Russia would surely have wished to intervene and back Armenia in the recent Nagorno-Karabakh conflict if it had the strength, political analyst Karmo Tüür suggested. He believes that Moscow's recent weakening could kick off a chain of different events.
Tüür said on "Ringvaade" that Russia is trying to keep frozen conflicts going. He described it as controlled chaos Russia is using to try and control not just the near vicinity but also regions farther away.
Russia's involvement in the Ukraine war could weaken it to a point where it is no longer able to maintain that control, which could start a wider chain of events.
"These things are not quite analogous with Artsakh (an Armenian term for the Nagorno-Karabakh region – ed.) as it is a case of two countries competing for territory Russia controlled or guaranteed. It is not a perfect analogy, but who might want to take advantage of the situation? Georgia could try and reclaim at least South Ossetia, if not Abkhazia. Moldova could use the situation to reclaim Transnistria or rejoin Romania, which is another case where Russia was a kind of balancer," Tüür suggested.
"Thirdly, looking further away now, the Tuaregs might pull off their own country in Mali as Wagner, which used to support government forces, is weakening. Kurdish statehood in Syria might also see similar developments as Russia used to back government forces. The fifth example, which paradoxically is the most similar – Chechnya and Dagestan. The former has been taking bites out of the latter, which was possible because Russia's support for Chechnya has been stronger. Should it weaken, Dagestan might start biting back. Therefore, a whole chain of events is possible as a consequence of a weaker Moscow," the analyst said.
Tüür also said that Kazakhstan might be tempted to decouple itself from Russia. "Very conditionally. It has no territorial pretentions, at least not yet. While Kazakhstan has tried to distance itself from Russia, it remains a major mediator of foreign trade for Russia," Tüür remarked.
Azerbaijan wants to hold Nagorno-Karabakh Armenians hostage
Tüür said that ethnic Armenians living in the Nagorno-Karabakh region find it very difficult to travel to Armenia because Azerbaijan has closed the main road.
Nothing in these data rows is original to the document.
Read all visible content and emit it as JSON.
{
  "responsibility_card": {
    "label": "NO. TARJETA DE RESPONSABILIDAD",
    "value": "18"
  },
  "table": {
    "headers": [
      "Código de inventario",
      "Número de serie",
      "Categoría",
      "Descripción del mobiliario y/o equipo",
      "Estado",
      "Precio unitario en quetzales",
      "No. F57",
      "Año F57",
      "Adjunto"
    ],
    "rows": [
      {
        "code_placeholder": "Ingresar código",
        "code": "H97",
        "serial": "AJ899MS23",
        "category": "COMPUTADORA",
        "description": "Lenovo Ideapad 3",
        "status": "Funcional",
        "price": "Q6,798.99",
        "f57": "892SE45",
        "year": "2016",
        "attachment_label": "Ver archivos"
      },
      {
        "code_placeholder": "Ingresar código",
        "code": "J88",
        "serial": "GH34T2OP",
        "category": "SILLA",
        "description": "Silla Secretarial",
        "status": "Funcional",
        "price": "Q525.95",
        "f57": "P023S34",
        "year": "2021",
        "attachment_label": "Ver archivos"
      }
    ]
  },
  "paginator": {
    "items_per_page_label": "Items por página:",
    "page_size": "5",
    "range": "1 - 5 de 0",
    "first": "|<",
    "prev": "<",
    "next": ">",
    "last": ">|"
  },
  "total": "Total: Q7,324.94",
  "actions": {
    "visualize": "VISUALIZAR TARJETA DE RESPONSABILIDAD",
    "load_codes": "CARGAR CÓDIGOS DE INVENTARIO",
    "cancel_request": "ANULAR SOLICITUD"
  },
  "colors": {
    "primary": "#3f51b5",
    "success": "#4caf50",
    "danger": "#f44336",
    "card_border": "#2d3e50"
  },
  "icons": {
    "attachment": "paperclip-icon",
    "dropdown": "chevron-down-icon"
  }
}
"Getting out is problematic. Another question is whether they all want to leave. Recalling what the Armenians did to the Azeris who used to inhabit the region, it is likely they do want to leave. But it is a question of whether they'll be allowed to leave, whether they get the chance and whether Armenia is willing to receive them all," the political scientist said.
Tüür believes Azerbaijan is attempting to hold Armenians hostage in the area.
"Azerbaijan is holding them hostage to be able to draw international attention to the matter. Armenia, Azerbaijan and Georgia have at times used their own and other countries' citizens, those who have refugee status, to attract the attention of international organizations to suggest there are problems and help is needed," Tüür explained.
He doubts whether Armenia and Azerbaijan are capable of finding common ground when it comes to Nagorno-Karabakh.
"It is a miracle that Armenian Prime Minister Nikol Pashinyan has tried to sell the idea that the country should give up Artsakh and remains in office after suggesting something like that. But broadly speaking, neither country's population is unwilling to give an inch," Tüür said.
Editor: Merili Nael, Marcus Turovski